It's a term whose signature we recognize in disaster films, or any version thereof -- in the blanket coverage of war or weather on CNN or Fox; in the slowing down of traffic on a highway when we see the hissing roadside flares of an accident, exposing a car upended in a ditch. We turn our heads toward the sight, like watching drive-by pornography. Now a hurricane is bearing down upon a hamlet on the Gulf Coast or in Central America. In a few hours, the tiny town will no longer exist. Maybe you should care more than you do, but the spectacle of the real does not allow much time for this.
In May of 2004 I drove 6,000 miles through Kansas, Nebraska, Oklahoma and Texas trying to get close to big weather. The people I met, some of whom had paid thousands of dollars to go on tornado tours, weren't in search of other people's misery. They wanted to get close to something powerful. They wanted to experience what the Greek philosopher Longinus called the "sublime," to be lifted out of themselves for a moment, transfixed by fear and fascination. Some sought a sort of mastery -- like the scientists who surrounded the tornados with radar trucks, gathering information to be studied later at leisure. Others came like primitives to stand near their quarry, to capture something of its spirit in images. They brought their cameras the way Indian warriors brought coup sticks to battle, to touch the enemy and to bring proof of their exploits home as trophies.
But catastrophilia is the sublime's bastard cousin, arising from the discovery of a marketable product -- disaster -- in the violence of natural phenomena. And it is the marketing and sale of that product for public consumption that rides beneath the surface of good intention that we see in coverage of big weather. Catastrophilia's signature formal element is the presence of a frame -- a television set, a windshield or window, a video lens, some form of transparent barrier that creates the illusion of involvement yet provides the safety of distance. The frame creates the sense of spectacle, which one watches but in which one does not participate. One can walk away as one pleases, press down on the accelerator, write a check to the Red Cross, change the channel, and the entire situation -- the destruction of New Orleans, say -- evaporates as if it had never happened in the first place. Ask any tornado survivor -- or anyone right now in the Gulf Coast, anyone recovering from the seven hurricanes that have struck Florida since August 2004 -- how long it takes to piece one's life together after such a disaster. But catastrophilia rides on momentum, needs another hurricane forming in the tropics. After Hurricane Rita, which, in catastrophilic terms, was a bit of a disappointment, donations to the Red Cross became sluggish. You're only as good as your last disaster.
The truth is that catastrophilia is an absolute end in itself, a phenomenological cul-de-sac, a sideshow tent. Its fixation on big weather is a distraction from history, rather than an engagement with it. It draws us to what historian Daniel Boorstin called a truly "spontaneous event," like sports or crime stories, that offer a momentary respite from the daily deluge of "pseudo-events," manufactured news, "spin" spun to a fare-thee-well.

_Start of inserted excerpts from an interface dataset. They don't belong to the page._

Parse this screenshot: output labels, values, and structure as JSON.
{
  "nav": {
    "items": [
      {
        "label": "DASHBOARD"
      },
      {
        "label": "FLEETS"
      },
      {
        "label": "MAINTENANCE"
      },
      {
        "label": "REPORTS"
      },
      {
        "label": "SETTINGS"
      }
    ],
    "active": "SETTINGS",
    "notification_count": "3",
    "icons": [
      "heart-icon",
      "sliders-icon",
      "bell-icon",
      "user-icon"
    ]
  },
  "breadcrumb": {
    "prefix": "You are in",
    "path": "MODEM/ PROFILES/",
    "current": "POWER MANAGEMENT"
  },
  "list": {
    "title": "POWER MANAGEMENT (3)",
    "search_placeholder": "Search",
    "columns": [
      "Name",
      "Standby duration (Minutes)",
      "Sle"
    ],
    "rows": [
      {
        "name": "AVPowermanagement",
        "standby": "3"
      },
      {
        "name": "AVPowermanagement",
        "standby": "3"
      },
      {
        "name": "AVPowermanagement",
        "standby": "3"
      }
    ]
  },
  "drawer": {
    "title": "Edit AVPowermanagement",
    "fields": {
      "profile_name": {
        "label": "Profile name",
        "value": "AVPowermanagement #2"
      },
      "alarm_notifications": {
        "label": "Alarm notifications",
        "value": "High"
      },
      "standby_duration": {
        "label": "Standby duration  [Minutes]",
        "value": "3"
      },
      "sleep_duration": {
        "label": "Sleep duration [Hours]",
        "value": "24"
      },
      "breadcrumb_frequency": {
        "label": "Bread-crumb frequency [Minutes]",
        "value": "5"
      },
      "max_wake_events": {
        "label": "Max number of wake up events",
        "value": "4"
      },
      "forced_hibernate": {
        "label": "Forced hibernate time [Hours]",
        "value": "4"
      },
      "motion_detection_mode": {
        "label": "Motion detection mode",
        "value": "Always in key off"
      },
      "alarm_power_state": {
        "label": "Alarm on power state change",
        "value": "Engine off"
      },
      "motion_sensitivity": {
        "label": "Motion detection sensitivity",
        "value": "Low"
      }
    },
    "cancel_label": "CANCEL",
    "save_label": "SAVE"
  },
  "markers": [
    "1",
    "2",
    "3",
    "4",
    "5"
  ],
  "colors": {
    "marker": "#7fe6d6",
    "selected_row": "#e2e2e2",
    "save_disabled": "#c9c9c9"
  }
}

Maybe, as we move through the Greek alphabet in what's left of this hurricane season, having run through the list of names for storms pre-selected by a committee at the World Meteorological Organization in Switzerland, we have become what a storm chaser I met in Kansas called paparazzi del cielo -- "paparazzi of the sky" -- all of us lying in wait for some variation on the end of the world to arrive. Waiting for weather disaster, the new star of the hour -- or era -- to make its unpredictable, spectacular appearance.
Mark Svenvold, a New York writer and poet, is the author of "Big Weather: Chasing Tornadoes in the Heart of America" (Henry Holt).